■ **Work to be completed**: Repeat all the records exactly, omitting pictures.

■ **The records**:
#####

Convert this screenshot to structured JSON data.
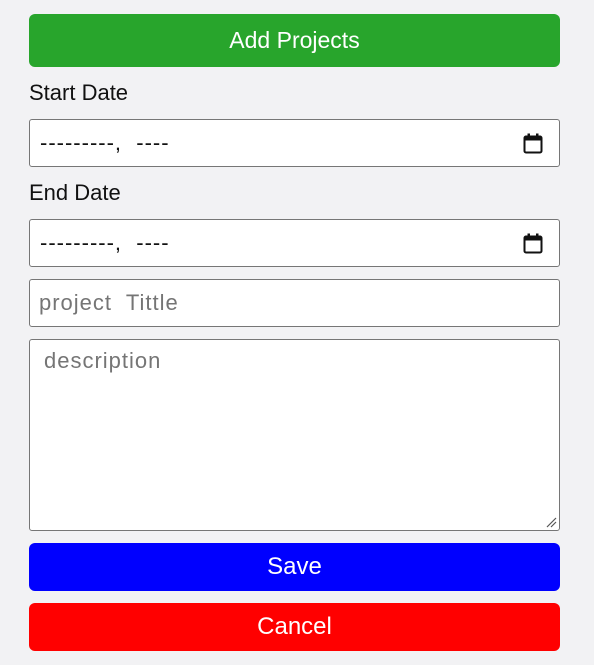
{
  "form": {
    "add_button_label": "Add Projects",
    "start_date_label": "Start Date",
    "start_date_value": "---------,  ----",
    "end_date_label": "End Date",
    "end_date_value": "---------,  ----",
    "title_placeholder": "project  Tittle",
    "description_placeholder": "description",
    "save_label": "Save",
    "cancel_label": "Cancel"
  },
  "icons": {
    "date_picker": "calendar-icon",
    "textarea_resize": "resize-handle-icon"
  },
  "colors": {
    "add_button": "#28a52c",
    "save_button": "#0000ff",
    "cancel_button": "#ff0000",
    "background": "#f2f2f4"
  }
}
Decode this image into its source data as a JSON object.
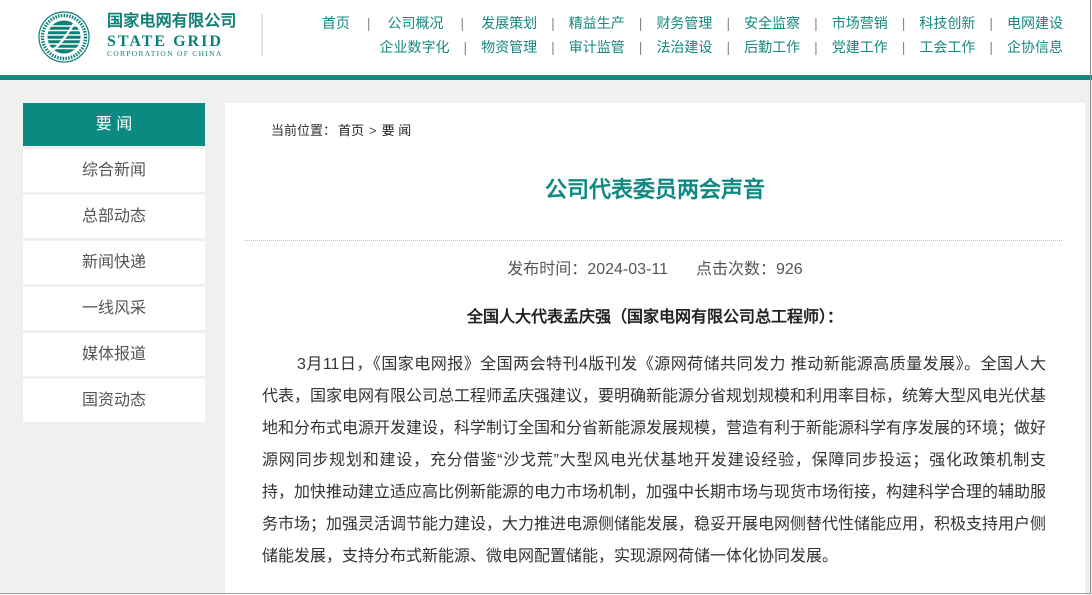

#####

■ **Result of the exercise**:
Convert this screenshot to structured JSON data.
{
  "form": {
    "add_button_label": "Add Projects",
    "start_date_label": "Start Date",
    "start_date_value": "---------,  ----",
    "end_date_label": "End Date",
    "end_date_value": "---------,  ----",
    "title_placeholder": "project  Tittle",
    "description_placeholder": "description",
    "save_label": "Save",
    "cancel_label": "Cancel"
  },
  "icons": {
    "date_picker": "calendar-icon",
    "textarea_resize": "resize-handle-icon"
  },
  "colors": {
    "add_button": "#28a52c",
    "save_button": "#0000ff",
    "cancel_button": "#ff0000",
    "background": "#f2f2f4"
  }
}
Decode this image into its source data as a JSON object.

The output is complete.